Yesterday, the Health & Human Services Department (HH&S) issued a press release announcing a record-breaking $4.3 billion dollars in recoveries for calendar year 2013 related to Fraud, Waste & Abuse of its Medicare program. This announcement is even more impressive as the Department can demonstrate the success of its recovery efforts based on its cost. In an age of expected government overruns and inefficiencies, the Health & Human Services breaks this stereotype since for every $1 it spends on recovery efforts last year, $8.10 was returned back to the Fed. More than likely, such success will get the attention of a Congress looking to reduce the deficit, and be extremely persuasive when the Department requests additional resources during the appropriations process. It may even cause additional pilot programs to be expanded, or made permanent to guaranty continued returns.
An area for concern by those involved with Medicare Secondary Payer, is whether or not HH&S, through the U.S. Justice Department or its own Agency, the Office of Inspector General (OIG), begin recovery inquiry on Section 111 of the Medicare & Medicaid SCHIP Extension Act of 2007. We are well aware that this reporting law contains a reporting penalty which was tamed a bit last year when the Strengthening Medicare & Repaying Taxpayer’s Act of 2012 (SMART) was passed. We also know that the OIG, for the past two years, has added this to its work plan, but yet to see any material provisions or process developed by the Agency. Recently, the Centers for Medicare & Medicaid Services (CMS) issued an ANPRM (Advanced Notice for Proposed Rule-Making) for safe harbors which closed for public comments earlier this month. This is typically a signal that the process has begun, but no one can predict the timeline. Nevertheless, HH&S is receiving attention for its recovery efforts, and like anything else, once something is measured, people expect the bar to be raised. MSP issues for Non-Group Health Plans would be an area ripe for raising the bar, and it is important such plans review their MMSEA data for accuracy and completeness to mitigate penalties.
Penalties are not the only concern for NGHP involved in MSP. We blogged a couple of months back about a settlement with a hospital by the U.S. Department of Justice using the False Claims Act. Most recoveries under the False Claims Act come from providers of benefits to Medicare, but this settlement represents a subtle shift in the focus of the False Act claim. That case involved the hospital not telling Medicare it had received reimbursement for its services as a result of settlements by NGHP’s in workers’ compensation and liability cases.
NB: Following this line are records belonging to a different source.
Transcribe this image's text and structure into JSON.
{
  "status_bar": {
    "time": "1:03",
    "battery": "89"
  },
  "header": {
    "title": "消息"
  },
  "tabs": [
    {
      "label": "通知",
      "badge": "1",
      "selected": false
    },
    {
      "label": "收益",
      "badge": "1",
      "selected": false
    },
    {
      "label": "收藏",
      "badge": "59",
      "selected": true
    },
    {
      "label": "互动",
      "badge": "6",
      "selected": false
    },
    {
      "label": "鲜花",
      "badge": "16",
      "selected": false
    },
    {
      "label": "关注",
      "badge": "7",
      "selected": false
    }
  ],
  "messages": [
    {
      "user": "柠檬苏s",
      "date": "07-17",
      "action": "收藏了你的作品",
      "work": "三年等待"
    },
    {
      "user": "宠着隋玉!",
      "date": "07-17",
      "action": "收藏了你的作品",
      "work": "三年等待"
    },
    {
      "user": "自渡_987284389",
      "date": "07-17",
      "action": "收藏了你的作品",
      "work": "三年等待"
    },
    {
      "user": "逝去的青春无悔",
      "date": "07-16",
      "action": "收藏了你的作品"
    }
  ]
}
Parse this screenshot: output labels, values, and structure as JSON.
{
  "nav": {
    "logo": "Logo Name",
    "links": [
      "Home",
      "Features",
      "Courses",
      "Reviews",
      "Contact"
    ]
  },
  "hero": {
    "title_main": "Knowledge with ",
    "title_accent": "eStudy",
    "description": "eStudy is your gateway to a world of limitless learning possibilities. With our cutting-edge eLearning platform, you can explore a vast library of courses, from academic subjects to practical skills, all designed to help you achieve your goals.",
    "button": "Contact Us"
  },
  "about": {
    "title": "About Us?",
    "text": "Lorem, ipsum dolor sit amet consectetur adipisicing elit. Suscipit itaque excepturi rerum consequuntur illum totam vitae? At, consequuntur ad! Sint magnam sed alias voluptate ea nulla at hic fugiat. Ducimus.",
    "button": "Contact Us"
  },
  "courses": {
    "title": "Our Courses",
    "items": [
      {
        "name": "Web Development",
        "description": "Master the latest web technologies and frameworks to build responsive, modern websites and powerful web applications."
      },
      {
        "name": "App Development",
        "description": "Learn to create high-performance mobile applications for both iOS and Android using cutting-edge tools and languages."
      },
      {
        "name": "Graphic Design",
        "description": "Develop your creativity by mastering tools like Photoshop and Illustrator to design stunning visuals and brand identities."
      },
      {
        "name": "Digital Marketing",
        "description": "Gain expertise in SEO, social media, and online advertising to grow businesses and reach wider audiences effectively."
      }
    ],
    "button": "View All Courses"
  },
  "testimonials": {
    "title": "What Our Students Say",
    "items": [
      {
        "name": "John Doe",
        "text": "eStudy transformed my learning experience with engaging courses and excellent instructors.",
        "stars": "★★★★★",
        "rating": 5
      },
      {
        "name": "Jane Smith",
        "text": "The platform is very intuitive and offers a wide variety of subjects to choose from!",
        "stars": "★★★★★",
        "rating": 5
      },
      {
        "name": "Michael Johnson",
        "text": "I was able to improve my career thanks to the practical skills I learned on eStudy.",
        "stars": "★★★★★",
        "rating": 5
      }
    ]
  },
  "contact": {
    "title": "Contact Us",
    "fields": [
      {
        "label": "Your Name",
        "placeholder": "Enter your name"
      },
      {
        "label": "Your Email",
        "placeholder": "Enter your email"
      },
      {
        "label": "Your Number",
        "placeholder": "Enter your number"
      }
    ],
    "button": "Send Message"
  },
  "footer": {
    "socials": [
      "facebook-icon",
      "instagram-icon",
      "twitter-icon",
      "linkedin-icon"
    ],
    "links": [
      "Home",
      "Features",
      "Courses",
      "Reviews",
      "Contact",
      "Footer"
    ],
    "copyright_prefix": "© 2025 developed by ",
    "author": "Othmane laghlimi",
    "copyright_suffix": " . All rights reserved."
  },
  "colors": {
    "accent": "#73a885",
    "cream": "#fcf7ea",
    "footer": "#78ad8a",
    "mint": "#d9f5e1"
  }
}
The hospital failed to credit Medicare for these recoveries and essentially received a windfall. The situation was uncovered by a whistleblower and prosecuted under the False Claims Act. It is not difficult to imagine how such scenarios could play out in situations outside of a provider where there is an obligation to inform or otherwise reimburse Medicare. Consequently, we always recommend to our clients an ongoing review of protocols to make certain MSP compliance is maintained with written documentation and training of staff.
We anticipate continued interest by HH&S and Department of Justice in reimbursements for Fraud, Waste & Abuse. We will continue to monitor these Departments for announcements on this front, and share them with you as they occur. Please feel free to contact us at any time for any of your MSP compliance needs.